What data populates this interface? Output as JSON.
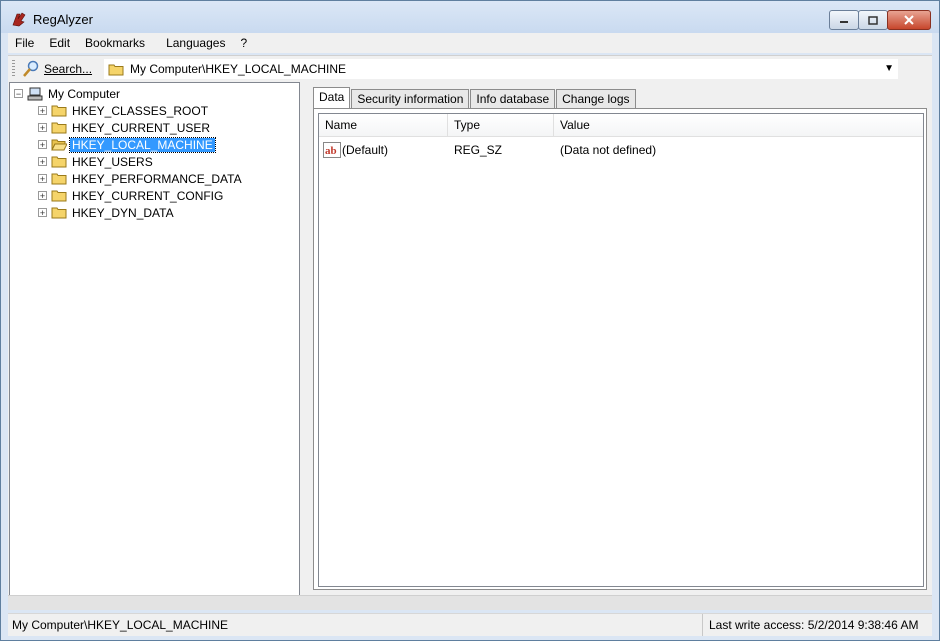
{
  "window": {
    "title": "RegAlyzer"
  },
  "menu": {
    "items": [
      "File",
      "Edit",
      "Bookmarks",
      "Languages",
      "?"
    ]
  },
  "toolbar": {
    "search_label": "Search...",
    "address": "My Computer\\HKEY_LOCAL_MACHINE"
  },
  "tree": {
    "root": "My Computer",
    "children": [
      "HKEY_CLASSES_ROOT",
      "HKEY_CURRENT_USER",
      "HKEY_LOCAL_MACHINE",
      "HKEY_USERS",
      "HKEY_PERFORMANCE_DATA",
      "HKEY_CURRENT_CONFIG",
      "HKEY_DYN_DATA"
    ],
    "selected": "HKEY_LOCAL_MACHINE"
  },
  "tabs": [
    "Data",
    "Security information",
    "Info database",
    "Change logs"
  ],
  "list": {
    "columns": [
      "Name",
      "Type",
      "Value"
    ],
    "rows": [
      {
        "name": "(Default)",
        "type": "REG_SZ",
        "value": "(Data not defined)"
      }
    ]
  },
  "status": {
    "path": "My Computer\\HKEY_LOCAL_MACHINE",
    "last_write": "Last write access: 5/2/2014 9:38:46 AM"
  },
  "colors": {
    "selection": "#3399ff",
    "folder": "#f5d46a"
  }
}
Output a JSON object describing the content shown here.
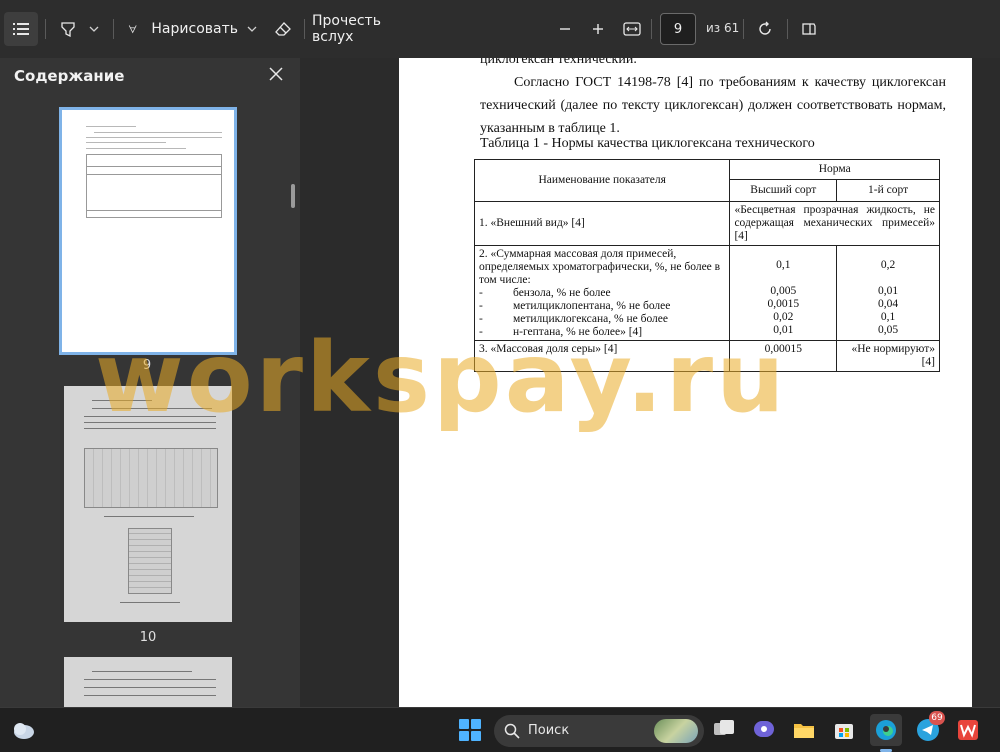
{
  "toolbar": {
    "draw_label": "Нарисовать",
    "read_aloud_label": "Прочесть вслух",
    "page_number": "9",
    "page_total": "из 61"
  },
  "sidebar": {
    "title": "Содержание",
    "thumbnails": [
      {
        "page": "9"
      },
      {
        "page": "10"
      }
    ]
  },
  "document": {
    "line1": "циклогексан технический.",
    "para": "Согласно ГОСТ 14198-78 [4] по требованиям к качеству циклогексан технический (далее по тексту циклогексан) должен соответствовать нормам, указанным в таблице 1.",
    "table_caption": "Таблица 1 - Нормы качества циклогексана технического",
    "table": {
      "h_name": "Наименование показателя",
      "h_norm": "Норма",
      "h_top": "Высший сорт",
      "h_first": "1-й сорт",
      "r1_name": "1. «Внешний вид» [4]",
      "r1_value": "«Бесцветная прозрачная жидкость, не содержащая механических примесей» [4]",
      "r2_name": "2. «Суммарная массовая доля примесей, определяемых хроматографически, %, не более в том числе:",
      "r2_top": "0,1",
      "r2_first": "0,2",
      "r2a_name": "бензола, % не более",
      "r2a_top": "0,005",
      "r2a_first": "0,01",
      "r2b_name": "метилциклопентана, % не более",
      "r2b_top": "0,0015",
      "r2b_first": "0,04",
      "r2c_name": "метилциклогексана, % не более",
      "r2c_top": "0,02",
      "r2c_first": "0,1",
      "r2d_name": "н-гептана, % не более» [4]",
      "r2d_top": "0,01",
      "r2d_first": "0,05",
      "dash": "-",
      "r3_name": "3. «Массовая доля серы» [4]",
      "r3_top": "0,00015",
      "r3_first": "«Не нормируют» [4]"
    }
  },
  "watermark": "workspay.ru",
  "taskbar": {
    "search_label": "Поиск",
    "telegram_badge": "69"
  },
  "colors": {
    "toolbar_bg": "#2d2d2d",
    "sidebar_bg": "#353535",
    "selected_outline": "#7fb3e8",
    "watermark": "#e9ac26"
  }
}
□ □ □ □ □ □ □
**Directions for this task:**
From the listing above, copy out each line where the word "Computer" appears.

**Result of this task:**
    "address": "My Computer\\HKEY_LOCAL_MACHINE"
    "root": "My Computer",
    "path": "My Computer\\HKEY_LOCAL_MACHINE",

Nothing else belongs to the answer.